Prominent law firms in Baton Rouge and New Orleans and other individuals have agreed to pay a combined total of $4.9 million to end civil claims for $1.8 billion stolen from investors by former Houston promoter Robert Allen Stanford.
A lawsuit by a court-appointed receiver and an investors committee claimed the loss was caused by the wrongful conduct of the law firms, who provided services to Stanford’s companies, and other defendants.
The Baton Rouge firm of Breazeale, Sachse & Wilson agreed Wednesday to pay more than $1.7 million to settle claims, civil court records in Dallas show. The New Orleans firm of Adams and Reese agreed to pay $1 million.
Cordell Haymon, a former director of The Stanford Trust Co. in Baton Rouge, agreed to pay $2 million in return for dismissal of all such claims against him.
The estate of deceased former Stanford Trust director Thomas L. Frazer agreed to pay a settlement of $175,000.
All of those civil suit defendants said in court documents that they did not cause investor losses and that they agreed to the settlements only to avoid further expenses tied to litigation of the 4-year-old claims.
More than 20,000 investors throughout the world lost investments in Stanford companies.
An estimated 1,000 Stanford victims, combined, live in the Baton Rouge, Lafayette and Covington areas. Estimates of their losses range to $1 billion.
Stanford, 65, is serving a 110-year term in federal prison for his 2012 conviction on charges that he fraudulently coaxed between $5.5 billion and $7 billion from his investors. He has been in federal custody since June 2009, about four months after federal authorities shut down his companies, which included an office in Baton Rouge.
“Our firm, along with several other defendants, has agreed to settlement terms with the plaintiffs in the Stanford Trust litigation,” Scott Hensgens, managing partner at Breazeale, Sachse & Wilson, said Thursday.
“Our firm stands by its defenses and positions taken in the litigation that neither it nor (law firm partner) Claude Reynaud Jr. played any part in the circumstances leading to the Stanford collapse,” Hensgens said.
“The settlement agreement does not contain any admission of liability or wrongdoing,” Hensgens added. “However, after years of protracted litigation, we felt it was in the best interest of the firm to settle this matter.”
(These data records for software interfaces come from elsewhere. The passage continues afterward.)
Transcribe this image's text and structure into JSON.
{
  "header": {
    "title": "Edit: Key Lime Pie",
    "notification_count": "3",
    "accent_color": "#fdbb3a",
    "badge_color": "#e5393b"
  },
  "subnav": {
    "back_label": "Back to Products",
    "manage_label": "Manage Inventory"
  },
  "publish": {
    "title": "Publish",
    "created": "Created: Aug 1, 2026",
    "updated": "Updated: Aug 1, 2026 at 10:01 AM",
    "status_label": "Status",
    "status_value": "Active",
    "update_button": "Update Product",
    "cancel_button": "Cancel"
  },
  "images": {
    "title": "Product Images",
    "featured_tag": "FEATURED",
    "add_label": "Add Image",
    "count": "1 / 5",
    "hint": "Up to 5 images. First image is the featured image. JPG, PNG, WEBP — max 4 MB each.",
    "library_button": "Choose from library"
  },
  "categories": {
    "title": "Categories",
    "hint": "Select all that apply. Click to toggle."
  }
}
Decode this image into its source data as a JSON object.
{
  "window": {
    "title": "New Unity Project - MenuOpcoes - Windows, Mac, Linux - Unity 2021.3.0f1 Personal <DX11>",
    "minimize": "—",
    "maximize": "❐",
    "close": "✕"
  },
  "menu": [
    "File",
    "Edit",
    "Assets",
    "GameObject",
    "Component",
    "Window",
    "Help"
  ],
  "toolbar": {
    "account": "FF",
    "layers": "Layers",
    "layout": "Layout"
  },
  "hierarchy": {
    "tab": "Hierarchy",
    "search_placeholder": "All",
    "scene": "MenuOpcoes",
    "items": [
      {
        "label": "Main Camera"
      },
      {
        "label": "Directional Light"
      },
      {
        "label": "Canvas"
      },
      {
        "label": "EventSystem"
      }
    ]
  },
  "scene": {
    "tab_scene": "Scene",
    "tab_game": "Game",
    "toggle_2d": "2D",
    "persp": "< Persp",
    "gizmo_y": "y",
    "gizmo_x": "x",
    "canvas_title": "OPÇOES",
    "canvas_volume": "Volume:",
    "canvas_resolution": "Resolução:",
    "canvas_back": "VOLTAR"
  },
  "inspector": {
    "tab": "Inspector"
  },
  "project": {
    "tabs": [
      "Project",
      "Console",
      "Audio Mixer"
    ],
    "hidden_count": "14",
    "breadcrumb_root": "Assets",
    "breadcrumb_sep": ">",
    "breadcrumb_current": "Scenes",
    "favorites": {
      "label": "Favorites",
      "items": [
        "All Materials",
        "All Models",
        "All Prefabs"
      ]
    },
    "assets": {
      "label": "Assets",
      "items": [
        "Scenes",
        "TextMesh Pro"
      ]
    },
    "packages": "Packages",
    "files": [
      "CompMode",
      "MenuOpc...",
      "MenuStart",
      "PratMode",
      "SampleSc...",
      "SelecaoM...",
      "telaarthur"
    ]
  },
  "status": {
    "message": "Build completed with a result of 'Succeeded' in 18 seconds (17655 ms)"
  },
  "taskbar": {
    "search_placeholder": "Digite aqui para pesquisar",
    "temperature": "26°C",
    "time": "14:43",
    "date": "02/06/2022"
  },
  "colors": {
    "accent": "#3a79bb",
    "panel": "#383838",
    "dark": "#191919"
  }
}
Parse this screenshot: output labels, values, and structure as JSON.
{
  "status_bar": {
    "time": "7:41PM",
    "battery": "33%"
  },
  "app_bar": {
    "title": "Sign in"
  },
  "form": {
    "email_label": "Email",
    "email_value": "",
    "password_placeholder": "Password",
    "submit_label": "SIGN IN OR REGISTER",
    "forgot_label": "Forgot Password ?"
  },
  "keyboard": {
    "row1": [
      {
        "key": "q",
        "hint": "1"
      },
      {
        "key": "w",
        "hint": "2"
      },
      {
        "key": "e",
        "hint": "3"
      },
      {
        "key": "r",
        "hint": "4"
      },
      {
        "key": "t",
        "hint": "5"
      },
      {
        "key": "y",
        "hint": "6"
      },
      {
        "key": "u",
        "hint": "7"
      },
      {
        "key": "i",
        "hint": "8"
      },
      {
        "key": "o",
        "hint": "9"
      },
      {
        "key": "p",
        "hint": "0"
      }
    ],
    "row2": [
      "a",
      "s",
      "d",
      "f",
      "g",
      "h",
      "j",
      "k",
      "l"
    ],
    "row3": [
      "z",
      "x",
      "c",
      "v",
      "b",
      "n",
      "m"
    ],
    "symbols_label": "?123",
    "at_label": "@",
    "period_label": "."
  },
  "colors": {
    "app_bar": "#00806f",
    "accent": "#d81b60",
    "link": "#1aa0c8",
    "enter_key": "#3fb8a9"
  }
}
The settlement agreement would end all claims against Reynaud for his work as an attorney but would not dismiss allegations that he failed to protect investors while serving as a director at Stanford Trust.
“Claude did nothing wrong,” Hensgens said.
From Nashville, Tennessee, Gif Thornton, managing partner for Adams and Reese, said, “This matter remains before the court pending its action on the proposed settlement. We do not comment on pending litigation.”
Telephone and email requests for comment late Thursday from Haymon went unanswered.
Court records show the firms and individuals who agreed to the settlement expect it to end all possible claims against them from the Stanford debacle. Otherwise, the agreement can be voided.
While Ralph Janvey — the court-appointed receiver searching for assets on behalf of Stanford victims — recommended the settlement, its terms do not become final unless they are approved by U.S. District Judge David C. Godbey in Dallas. The judge had not filed his decision Thursday night.
Also recommending approval of the settlement agreement was the court-appointed Official Stanford Investors Committee.